___ Record excerpts ___

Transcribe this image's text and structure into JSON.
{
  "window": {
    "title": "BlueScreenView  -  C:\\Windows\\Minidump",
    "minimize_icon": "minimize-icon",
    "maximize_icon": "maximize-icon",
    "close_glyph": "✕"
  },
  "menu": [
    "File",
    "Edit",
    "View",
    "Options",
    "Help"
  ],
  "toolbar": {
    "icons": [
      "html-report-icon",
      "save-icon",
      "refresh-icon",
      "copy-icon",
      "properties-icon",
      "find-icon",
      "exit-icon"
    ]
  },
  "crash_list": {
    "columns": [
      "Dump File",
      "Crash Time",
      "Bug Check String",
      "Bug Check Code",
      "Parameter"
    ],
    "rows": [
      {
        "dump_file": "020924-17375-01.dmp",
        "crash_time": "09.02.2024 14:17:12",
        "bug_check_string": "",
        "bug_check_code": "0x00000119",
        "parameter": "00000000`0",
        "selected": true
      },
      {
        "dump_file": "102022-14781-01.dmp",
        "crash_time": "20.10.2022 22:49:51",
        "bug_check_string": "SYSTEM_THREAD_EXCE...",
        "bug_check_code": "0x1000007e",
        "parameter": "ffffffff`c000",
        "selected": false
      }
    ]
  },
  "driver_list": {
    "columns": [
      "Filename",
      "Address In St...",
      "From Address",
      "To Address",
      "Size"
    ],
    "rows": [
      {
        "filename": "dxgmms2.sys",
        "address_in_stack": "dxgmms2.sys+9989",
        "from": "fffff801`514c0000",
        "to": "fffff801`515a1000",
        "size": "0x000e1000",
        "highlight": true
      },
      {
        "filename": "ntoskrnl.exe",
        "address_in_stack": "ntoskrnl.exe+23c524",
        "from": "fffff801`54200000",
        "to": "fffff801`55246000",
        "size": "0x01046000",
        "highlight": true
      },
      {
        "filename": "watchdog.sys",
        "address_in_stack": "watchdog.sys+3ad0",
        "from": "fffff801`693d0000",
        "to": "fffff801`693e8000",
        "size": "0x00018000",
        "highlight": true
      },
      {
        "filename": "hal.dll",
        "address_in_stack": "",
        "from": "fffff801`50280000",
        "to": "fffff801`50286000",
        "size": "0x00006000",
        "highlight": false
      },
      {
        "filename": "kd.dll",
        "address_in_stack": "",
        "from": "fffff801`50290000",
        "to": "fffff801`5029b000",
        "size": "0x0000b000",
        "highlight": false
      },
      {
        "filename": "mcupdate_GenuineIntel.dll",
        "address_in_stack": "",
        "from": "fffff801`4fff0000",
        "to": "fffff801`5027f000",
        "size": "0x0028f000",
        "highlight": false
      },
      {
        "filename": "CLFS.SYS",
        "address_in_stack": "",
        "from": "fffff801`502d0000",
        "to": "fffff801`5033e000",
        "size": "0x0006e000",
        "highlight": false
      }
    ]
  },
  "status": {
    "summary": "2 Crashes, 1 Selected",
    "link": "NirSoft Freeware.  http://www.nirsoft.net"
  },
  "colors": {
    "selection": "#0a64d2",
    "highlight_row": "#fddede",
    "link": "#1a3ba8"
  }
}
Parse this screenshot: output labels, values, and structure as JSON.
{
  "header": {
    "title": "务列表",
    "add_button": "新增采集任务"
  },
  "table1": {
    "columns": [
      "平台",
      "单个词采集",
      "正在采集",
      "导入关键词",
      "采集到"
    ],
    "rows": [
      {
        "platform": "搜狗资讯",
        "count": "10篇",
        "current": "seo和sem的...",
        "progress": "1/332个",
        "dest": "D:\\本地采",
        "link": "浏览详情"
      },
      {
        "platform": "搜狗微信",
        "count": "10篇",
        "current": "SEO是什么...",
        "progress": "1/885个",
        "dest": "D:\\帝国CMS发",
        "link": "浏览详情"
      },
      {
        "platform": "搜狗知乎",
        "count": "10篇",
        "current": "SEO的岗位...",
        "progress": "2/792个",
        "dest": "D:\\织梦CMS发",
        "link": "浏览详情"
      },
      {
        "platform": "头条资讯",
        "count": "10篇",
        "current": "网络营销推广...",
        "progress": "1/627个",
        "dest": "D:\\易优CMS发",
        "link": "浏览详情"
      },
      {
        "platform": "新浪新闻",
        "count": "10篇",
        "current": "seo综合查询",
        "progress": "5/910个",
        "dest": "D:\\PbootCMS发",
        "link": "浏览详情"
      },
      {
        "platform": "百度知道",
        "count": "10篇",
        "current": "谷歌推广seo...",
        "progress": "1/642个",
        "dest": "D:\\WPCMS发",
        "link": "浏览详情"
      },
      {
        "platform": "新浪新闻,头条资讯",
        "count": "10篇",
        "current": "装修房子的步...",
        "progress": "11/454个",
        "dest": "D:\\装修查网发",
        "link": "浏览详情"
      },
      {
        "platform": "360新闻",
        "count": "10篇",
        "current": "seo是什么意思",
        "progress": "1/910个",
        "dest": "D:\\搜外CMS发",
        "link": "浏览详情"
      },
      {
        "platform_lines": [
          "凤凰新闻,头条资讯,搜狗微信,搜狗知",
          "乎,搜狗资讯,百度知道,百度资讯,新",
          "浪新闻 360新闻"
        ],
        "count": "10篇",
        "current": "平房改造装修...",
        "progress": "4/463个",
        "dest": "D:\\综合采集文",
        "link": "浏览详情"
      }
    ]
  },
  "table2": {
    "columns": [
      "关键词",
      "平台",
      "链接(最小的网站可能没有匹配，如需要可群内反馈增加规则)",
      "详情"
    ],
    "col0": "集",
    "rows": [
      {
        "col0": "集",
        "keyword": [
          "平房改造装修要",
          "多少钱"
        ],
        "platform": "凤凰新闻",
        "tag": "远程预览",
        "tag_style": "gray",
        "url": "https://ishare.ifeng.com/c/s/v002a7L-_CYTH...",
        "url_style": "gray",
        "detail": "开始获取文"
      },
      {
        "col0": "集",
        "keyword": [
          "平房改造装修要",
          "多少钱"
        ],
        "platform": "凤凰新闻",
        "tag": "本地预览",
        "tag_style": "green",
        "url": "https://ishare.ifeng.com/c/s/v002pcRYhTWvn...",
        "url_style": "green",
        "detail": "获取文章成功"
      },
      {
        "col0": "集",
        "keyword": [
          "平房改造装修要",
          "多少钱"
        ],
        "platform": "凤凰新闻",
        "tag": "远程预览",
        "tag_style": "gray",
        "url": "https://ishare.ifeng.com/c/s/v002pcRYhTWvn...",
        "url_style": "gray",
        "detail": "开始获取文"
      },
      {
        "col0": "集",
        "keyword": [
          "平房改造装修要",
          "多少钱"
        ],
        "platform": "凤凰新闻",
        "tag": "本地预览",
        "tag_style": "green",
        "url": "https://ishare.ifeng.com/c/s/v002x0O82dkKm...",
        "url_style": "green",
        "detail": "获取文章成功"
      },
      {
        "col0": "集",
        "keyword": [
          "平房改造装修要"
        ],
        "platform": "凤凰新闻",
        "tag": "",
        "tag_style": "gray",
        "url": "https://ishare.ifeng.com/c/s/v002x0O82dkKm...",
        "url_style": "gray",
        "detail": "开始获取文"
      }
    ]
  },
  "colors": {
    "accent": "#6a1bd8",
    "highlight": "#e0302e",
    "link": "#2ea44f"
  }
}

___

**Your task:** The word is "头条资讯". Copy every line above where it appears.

**Worked solution:**
        "platform": "头条资讯",
        "platform": "新浪新闻,头条资讯",
          "凤凰新闻,头条资讯,搜狗微信,搜狗知",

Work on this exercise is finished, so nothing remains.